Does evolution have a soft spot for blondes? About 5–10% of people from Melanesia, a group of islands northeast of Australia, have naturally blonde hair — the highest prevalence outside Europe. Yet people from the region have the darkest skin pigmentation outside Africa.

Now, a study of people from the Solomon Islands in Melanesia shows that they evolved the striking blonde trait independently of people in Europe. This refutes the possibility that blonde hair was introduced by colonial Europeans, says Carlos Bustamante, a geneticist at Stanford University School of Medicine in Stanford, California, and a senior co-author on the study, which is published today in Science1. "Blonde hair has clearly evolved twice," he says.

The blonde hair of some Solomon Islanders results from a unique gene mutation, not shared by blonde Europeans. Credit: Sean Myles

To investigate the genetic basis underlying the trait, Bustamante and his colleagues compared the genomes of 43 blonde and 42 dark-haired Solomon Islanders, and revealed that the islanders' blonde hair was strongly associated with a single mutation in the TYRP1 gene. That gene encodes an enzyme that influences pigmentation in mice and humans. Several genes are known to contribute to blonde hair coloration in Europeans, but TYRP1 is not involved.

Uniquely blonde

By comparing DNA between more than 900 Solomon Islanders and more than 900 other individuals from 52 populations around the world, the researchers found that the TYRP1 mutation is probably unique to the Oceanic region which includes Melanesia. About one-quarter of Solomon Islanders carry the mutation in their genomes, but it is recessive, so an individual needs two copies to be blonde.

Not all occurrences of blonde hair in Melanesia are necessarily the result of the mutation, but the researchers predict that it accounts for about 30% of cases. They attribute another 16% of cases to age and gender (younger children and women are more likely to be blonde), with the rest likely to be caused by sun exposure and by other undiscovered genes. It is unusual that one particular mutation would explain so much of a population's observable trait, says Bustamante.

Bustamante thinks the Melanesian mutation might have arisen between 5,000 and 30,000 years ago. But he doesn't know how it reached such a high frequency in the Solomon Islands. Blonde hair could conceivably provide an evolutionary advantage in the competition for mates, but the researchers couldn't find any statistical genetic evidence for sexual selection. Nor have anthropological studies of Solomon Islanders and of Europeans settled whether blonde people are considered more attractive mates, says Sean Myles, the other senior co-author on the study and a geneticist at Nova Scotia Agricultural College in Truro, Canada. Simple chance could be another possibility, he notes.

David Reich, a geneticist at Harvard Medical School in Boston, Massachusetts, who was not involved in the work, says that the study was done well.
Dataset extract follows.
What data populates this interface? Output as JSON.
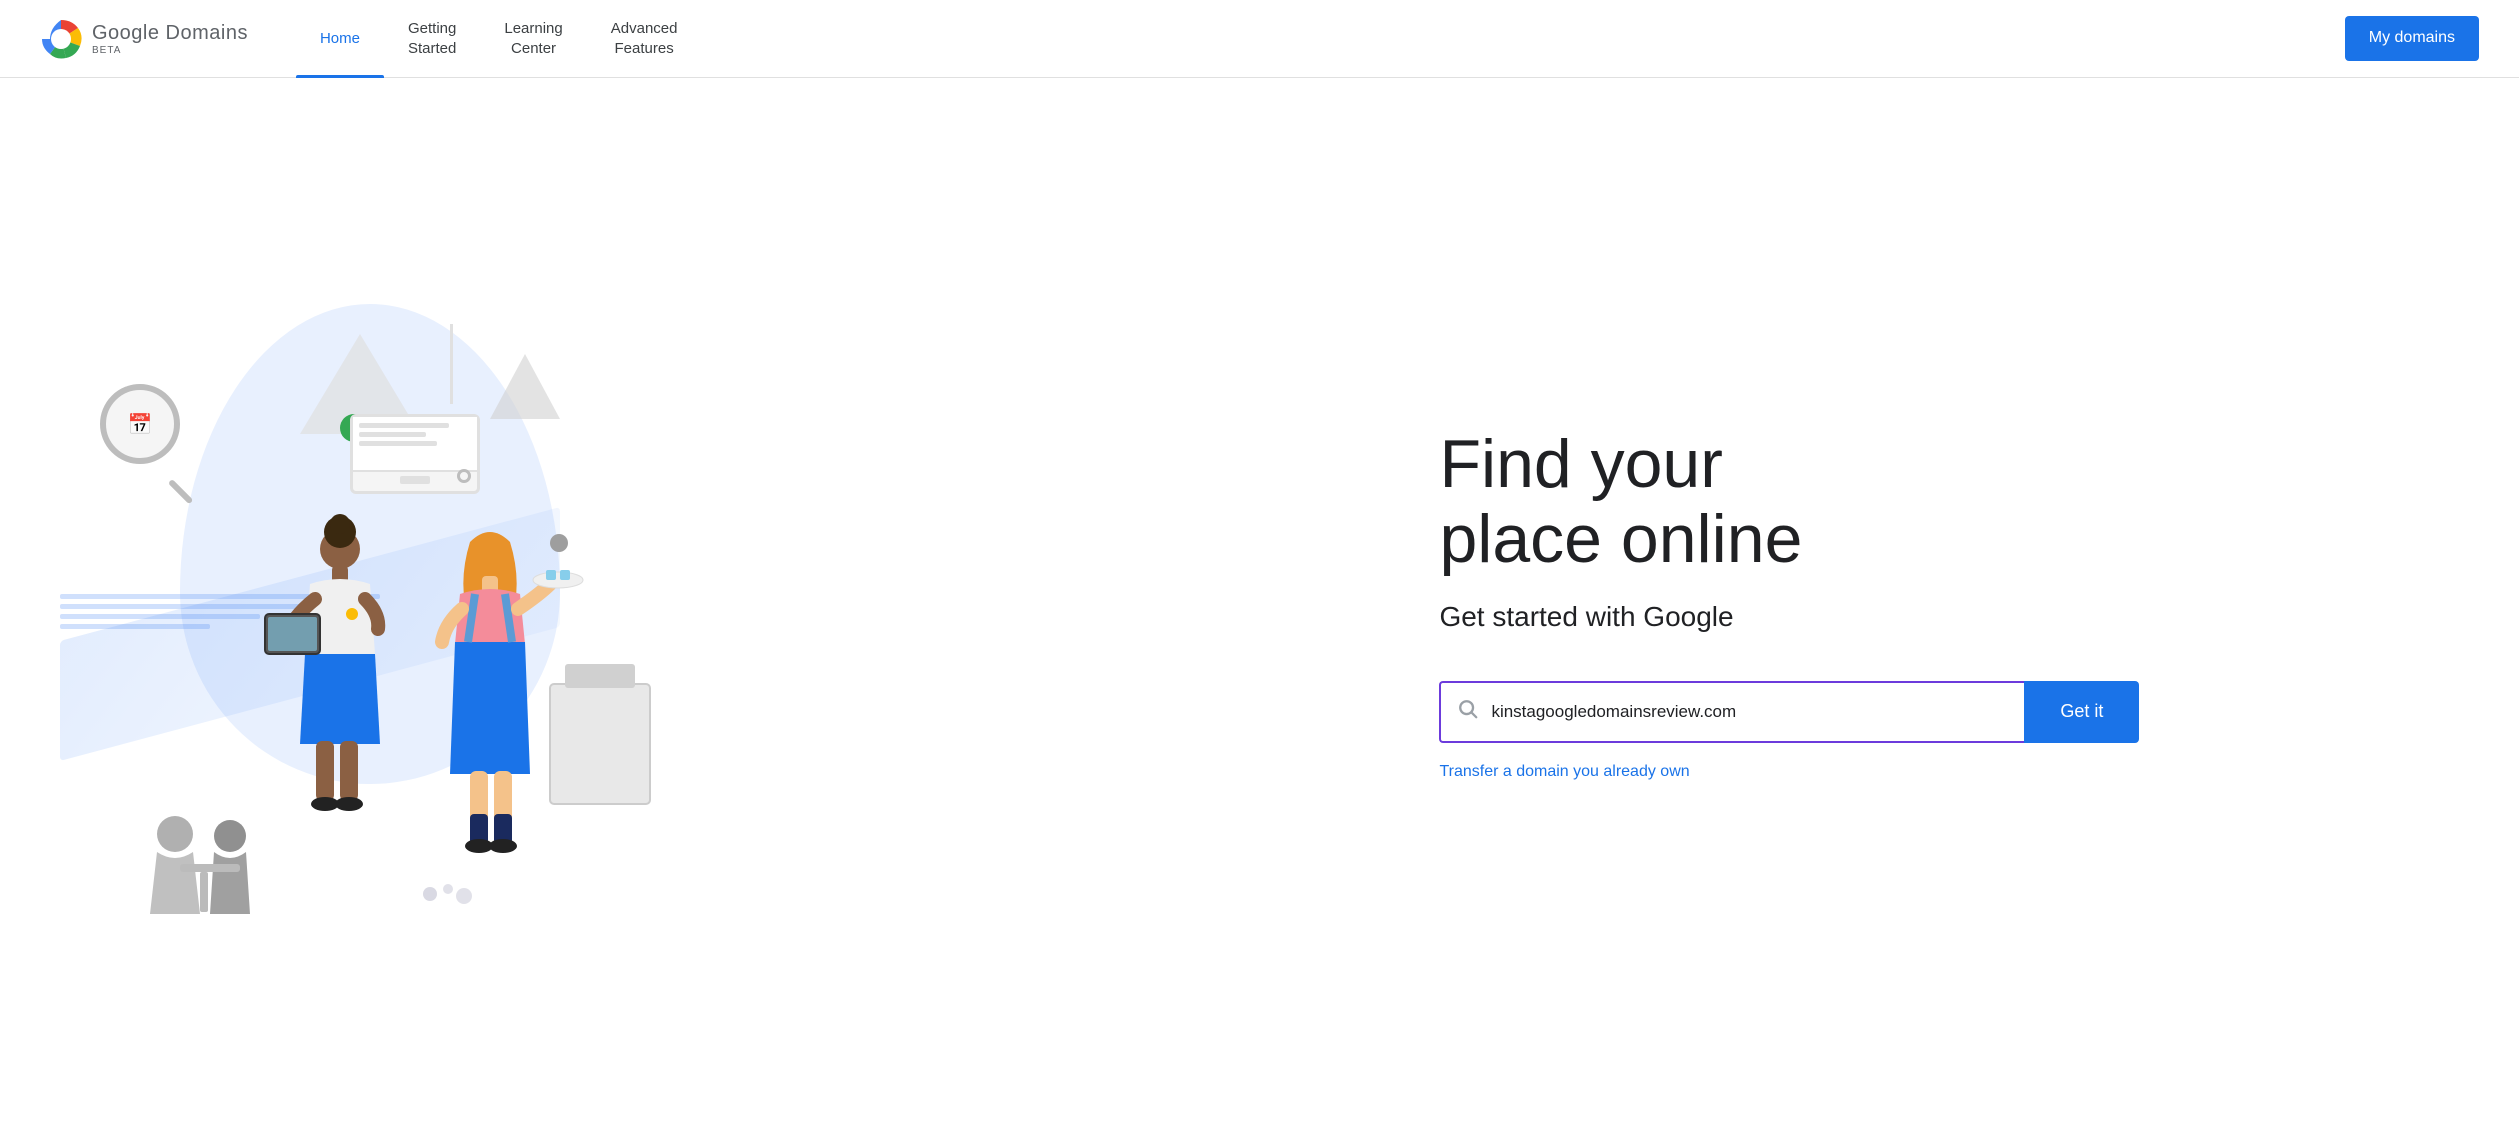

However, he notes, the discovery that the trait doesn't come from European blonde genes is no surprise, given the lack of evidence for European mixture in most or any of these populations.